Thursday, May 28, 2009

Teen Angst: What Goes Up

A burned out New York Times reporter falsifies a series of stories out of whole cloth—not exactly a shocking premise. Yet we are not supposed to judge Campbell Babbitt too harshly, because his motives are noble, well sort of. Aside from the fact that he has one of the greatest movie names in recent years, it is hard to get a handle on the troubled and troubling protagonist of Jonathan Glatzer’s pseudo-comedy What Goes Up (trailer here), opening this Friday in New York.

Babbitt has broken one iron-clad rule of journalism after another. The first was falling in love with a woman he was covering: “Angela,” the anonymous mother of young son murdered in a senseless street crime. When the crusading Angela takes her own life out of despair, Babbitt cannot bring himself to report the truth, fabricating multiple stories about her campaign against crime.

A complete basket case, Babbitt’s irritated editor assigns him the kind of human interest story he seems to specialize in: New Hampshire’s Christa McAuliffe, the first teacher in space. However, in this fictionalized treatment, McAuliffe’s high school has already suffered the untimely loss of one teacher when the broken-down Times scribe arrives. In a twist of fate, the late teacher was Sam Calalluci, an old friend of Babbitt’s.

Sensing a story, Babbitt exaggerates his relationship to Calalluci to win the trust of his grieving homeroom class. It works only too well, as his class of misfits adopts the morally comprised reporter as their new mentor figure. However, he is only too willing to get close to one student, Lucy Diamond, played by teen-aged “It-Girl” Hilary Duff, in one of Up’s several highly questionable subplots.
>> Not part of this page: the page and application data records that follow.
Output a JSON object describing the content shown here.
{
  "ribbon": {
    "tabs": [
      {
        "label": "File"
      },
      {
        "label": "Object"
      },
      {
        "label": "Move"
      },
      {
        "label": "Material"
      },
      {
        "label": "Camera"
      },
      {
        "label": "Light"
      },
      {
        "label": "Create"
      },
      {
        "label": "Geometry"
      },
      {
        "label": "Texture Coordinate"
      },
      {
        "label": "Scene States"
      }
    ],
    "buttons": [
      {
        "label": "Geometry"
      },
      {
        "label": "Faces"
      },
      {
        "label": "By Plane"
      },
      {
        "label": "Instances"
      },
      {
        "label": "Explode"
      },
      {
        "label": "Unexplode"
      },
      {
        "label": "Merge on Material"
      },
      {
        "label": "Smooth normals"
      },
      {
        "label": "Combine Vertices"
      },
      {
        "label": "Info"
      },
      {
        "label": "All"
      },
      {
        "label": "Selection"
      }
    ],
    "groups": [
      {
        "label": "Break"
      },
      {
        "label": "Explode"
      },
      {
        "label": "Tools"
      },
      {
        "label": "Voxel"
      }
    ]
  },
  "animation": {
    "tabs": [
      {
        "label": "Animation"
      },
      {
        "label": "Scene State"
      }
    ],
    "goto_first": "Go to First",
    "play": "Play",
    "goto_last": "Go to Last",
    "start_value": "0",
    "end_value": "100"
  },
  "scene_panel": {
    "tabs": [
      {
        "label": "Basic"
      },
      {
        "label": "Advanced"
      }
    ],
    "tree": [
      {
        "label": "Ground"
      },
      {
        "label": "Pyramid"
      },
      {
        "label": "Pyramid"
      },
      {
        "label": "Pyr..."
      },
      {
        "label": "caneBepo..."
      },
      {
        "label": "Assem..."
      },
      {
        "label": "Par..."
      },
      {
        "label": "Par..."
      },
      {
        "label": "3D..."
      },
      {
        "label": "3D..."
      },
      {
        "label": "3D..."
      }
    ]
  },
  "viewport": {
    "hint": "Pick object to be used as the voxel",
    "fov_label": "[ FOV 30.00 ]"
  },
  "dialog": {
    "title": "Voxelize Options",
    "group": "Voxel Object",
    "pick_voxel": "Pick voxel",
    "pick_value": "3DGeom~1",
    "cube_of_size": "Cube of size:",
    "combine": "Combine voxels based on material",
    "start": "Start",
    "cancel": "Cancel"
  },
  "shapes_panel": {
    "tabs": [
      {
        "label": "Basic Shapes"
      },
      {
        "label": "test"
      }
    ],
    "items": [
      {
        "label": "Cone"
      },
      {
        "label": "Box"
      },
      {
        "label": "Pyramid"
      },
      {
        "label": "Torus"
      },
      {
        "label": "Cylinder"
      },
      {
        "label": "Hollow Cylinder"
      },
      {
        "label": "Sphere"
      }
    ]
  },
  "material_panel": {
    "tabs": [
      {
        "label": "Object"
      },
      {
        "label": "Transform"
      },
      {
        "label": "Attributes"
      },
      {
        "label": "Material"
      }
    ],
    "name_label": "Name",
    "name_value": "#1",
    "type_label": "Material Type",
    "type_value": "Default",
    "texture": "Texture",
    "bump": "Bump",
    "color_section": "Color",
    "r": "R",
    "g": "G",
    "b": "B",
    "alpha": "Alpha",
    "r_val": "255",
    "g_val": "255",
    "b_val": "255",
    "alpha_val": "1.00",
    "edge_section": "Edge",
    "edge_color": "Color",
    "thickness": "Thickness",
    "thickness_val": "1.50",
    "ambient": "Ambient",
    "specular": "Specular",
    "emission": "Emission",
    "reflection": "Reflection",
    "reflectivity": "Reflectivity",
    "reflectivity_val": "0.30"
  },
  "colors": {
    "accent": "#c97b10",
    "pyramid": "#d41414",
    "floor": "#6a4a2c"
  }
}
Up sees itself as a meditation on the reality and perception of real life heroes, which becomes painfully obvious from the ubiquitous presence of David Bowie’s “Heroes” in the soundtrack. Of course, the inevitable fate of Christa McAuliffe and the rest of the shuttle crew hangs over the film, putting a damper on the would-be comedic moments. It is a reality Glatzer never brings himself to deal with, ending the film shortly before the tragic launch.

Clearly, Glatzer and co-screenwriter Robert Lawson want to say much about the nature of heroism, but Up’s tone is so wildly inconsistent, the picture is ultimately a complete muddle. Steve Coogan seems to specialize in films that feature pivotal high school stage productions, but unlike Hamlet 2, he is allowed to keep his British accent here. In fact, he is quite convincing as the world-weary Babbitt. Unfortunately, he is often forced into smarmy situations which border on the outright criminal. Aside from Coogan and a surprisingly effective Duff, Up’s promising cast is largely wasted on stock characters, like the shrewish Penelope Little, played by SNL alumnus Molly Shannon.

At times, Up tries to be a thoughtful examination of the need to be inspired, particularly at a young age. However, it often degenerates into exploitative scenes of teenaged sexuality. While it has one or two interesting moments, Up just does not work as a film. It opens this Friday (5/29) in New York at the Quad.